It is no secret that the spread of coronavirus can be restricted by following a few simple guidelines such as social distancing and wearing a mask. Donald Trump has never supported the idea of wearing a mask, claiming it is a two-edged sword. In short, the president suggested wearing a mask has certain disadvantages. Admiral Brett Giroir has debunked the president's claim.

A member of the White House coronavirus task force, Giroir said in a recently-concluded interview that wearing a mask has no downside. This statement doesn't coincide with Trump's earlier explanation to support his decision to not wear a mask, even in public. The president claims wearing a mask has its own problems.

The assistant secretary for health at the US Department of Health and Human Services, Giroir opened up about wearing a mask during an interview on ABC's This Week. Emphasizing on the importance of wearing a mask, Giroir said about 90 percent of people need to wear a mask in public places in hotspot areas, to restrict the spread of coronavirus. He added that wearing a mask has no downside.

In an interview with The Wall Street Journal last month, Trump revealed why he hesitates to encourage people to wear masks, despite public health officials touting it as an effective measure to restrict the spread of COVID-19. Insisting that masks are a double-edged sword, the president went on to explain that people touch and grab the masks they wear, adding that he sees them doing this all the time.

Moreover, after taking the mask off, people tend to drop it on the desk, and then touch their eyes and nose, the president noted.
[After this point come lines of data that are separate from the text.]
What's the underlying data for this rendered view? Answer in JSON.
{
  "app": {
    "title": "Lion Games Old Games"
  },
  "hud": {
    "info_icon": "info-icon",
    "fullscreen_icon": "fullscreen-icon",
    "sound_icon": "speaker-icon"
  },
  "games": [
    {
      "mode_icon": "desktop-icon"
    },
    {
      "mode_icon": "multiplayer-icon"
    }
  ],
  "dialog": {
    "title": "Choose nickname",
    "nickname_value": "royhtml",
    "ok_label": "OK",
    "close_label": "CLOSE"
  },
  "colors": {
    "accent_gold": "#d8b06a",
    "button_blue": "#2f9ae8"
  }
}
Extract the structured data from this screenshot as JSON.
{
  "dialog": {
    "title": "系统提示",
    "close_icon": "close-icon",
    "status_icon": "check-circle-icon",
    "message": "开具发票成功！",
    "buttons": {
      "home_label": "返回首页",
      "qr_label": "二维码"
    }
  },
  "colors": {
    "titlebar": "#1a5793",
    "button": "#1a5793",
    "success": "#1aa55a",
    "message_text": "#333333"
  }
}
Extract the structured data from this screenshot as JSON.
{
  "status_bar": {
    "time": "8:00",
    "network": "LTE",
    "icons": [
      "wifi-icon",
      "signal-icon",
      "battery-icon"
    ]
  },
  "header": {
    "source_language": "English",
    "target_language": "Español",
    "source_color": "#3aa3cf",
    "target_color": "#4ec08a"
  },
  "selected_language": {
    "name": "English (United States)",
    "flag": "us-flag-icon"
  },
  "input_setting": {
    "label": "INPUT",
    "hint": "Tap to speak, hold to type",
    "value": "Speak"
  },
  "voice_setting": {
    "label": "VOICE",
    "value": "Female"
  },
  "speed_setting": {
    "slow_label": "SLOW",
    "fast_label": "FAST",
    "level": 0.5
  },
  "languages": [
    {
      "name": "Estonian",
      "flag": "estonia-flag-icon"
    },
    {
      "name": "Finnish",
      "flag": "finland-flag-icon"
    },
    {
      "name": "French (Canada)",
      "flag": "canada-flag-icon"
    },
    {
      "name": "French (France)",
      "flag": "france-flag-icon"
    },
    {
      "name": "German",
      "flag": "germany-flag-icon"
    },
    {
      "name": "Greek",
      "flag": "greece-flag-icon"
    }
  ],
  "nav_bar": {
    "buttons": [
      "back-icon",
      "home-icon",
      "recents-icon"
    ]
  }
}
Finally paying heed to his aides, who have been pleading him for over a week to set an example for his supporters, Trump wore a mask for the first time during a public appearance on July 11. The president was visiting wounded service members at Walter Reed National Military Medical Center.

Trump has recently slammed the CDC (US Centers for Disease Control and Prevention) guidelines as they are linked to school reopening. He accused the CDC's guidelines of being tough and expensive via a tweet and threatened to cut off school funding if they refused to open in another tweet, ignoring the fact that the federal government has limited authority to do so.

Giroir told ABC's George Stephanopoulos that the guidelines were right on target, and noted that the task force thinks they are strong. Noting that the United States still needs to restrict the spread of the virus, he said putting children back in the classroom can only be considered once the virus is under control.